NCAA coaches among 10 charged with fraud and corruption

Source: MGN

NEW YORK (AP) - Federal prosecutors have announced charges of fraud and corruption in college basketball, including against four coaches.

The coaches work at Oklahoma State, Auburn University, Arizona and the University of Southern California.

They were among 10 people charged in New York City federal court. Others included managers, financial advisers and representatives of a major international sportswear company.

In court papers, prosecutors said the FBI has since 2015 been investigating the criminal influence of money on charges and student-athletes who participate in intercollegiate basketball governed by the NCAA.

They said the probe has revealed numerous instances of bribes paid by athlete advisers, including financial advisers and associate basketball coaches, to assistant and associate basketball coaches to exert influence over student athletes.

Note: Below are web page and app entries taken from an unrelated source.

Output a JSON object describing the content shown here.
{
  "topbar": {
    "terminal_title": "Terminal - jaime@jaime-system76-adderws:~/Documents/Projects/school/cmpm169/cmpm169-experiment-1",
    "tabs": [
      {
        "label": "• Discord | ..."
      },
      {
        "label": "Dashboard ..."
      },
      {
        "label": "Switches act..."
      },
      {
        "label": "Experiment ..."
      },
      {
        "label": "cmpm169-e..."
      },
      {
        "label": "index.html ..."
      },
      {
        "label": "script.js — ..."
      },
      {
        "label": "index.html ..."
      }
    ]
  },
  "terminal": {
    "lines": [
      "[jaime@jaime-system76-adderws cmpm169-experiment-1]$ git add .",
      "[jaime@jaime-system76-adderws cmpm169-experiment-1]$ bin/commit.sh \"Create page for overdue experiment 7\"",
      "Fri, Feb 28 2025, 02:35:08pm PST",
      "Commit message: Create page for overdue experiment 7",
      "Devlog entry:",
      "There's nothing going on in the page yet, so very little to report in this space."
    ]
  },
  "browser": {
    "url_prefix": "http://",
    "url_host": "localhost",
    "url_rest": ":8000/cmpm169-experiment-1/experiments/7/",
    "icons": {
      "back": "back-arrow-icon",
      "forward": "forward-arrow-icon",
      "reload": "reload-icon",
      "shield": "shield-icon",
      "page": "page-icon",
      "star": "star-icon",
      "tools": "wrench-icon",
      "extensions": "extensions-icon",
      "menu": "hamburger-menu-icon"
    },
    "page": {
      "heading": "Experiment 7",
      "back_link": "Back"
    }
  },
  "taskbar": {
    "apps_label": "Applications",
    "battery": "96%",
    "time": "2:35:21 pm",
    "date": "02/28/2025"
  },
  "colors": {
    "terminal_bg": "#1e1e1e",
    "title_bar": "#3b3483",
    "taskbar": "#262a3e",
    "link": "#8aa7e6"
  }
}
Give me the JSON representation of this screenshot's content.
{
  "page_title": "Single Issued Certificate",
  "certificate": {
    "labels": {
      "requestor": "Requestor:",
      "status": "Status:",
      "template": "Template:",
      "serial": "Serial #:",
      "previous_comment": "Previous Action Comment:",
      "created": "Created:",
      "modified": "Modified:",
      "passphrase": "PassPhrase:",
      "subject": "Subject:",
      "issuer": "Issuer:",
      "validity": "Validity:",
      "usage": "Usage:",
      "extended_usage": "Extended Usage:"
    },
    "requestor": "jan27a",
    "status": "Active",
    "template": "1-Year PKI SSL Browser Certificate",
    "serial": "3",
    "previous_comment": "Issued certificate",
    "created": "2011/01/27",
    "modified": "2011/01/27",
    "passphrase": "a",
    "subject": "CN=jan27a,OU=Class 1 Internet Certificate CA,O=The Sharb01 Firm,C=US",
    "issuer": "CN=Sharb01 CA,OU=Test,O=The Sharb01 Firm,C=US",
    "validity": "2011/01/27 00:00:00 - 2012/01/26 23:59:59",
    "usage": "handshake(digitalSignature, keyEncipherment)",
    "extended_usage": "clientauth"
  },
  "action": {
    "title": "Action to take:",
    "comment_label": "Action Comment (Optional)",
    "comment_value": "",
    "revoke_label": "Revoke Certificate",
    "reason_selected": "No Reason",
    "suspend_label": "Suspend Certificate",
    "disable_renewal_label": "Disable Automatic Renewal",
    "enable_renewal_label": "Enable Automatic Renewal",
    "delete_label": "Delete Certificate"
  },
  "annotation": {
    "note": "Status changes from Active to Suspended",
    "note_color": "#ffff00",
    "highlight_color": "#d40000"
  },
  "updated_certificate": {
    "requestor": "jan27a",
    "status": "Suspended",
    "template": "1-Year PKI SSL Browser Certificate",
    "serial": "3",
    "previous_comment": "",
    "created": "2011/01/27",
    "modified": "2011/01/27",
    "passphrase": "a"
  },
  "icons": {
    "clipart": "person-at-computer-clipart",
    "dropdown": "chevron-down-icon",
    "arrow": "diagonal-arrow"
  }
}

Auburn University says it has suspended its assistant coach, Chuck Person, accused of taking a $50,000 bribe in exchange for steering a player into doing business with a certain financial adviser.

Person was arrested in Alabama Tuesday.

The university said in a statement that Person had been suspended without pay effective immediately.

Person was the associate head coach at Auburn. He played in the NBA for 13 seasons.

His lawyer didn't immediately respond to a phone message requesting comment.

Adidas says it's unaware of any misconduct at its company in connection with the college basketball bribe-paying scheme but will "fully cooperate with authorities."

The company issued a statement Tuesday after federal prosecutors announced that its director of global sports marketing, James Gatto, is charged.

Acting U.S. Attorney Joon H. Kim says the investigation was "covert until today."

The head of New York's FBI office, William F. Sweeney Jr., says the probe is still active and investigators are conducting interviews "as we speak."

Federal investigators say a group of business advisers to athletes used thousands of dollars in Adidas money to make payments to top high school basketball players to get them to attend certain schools.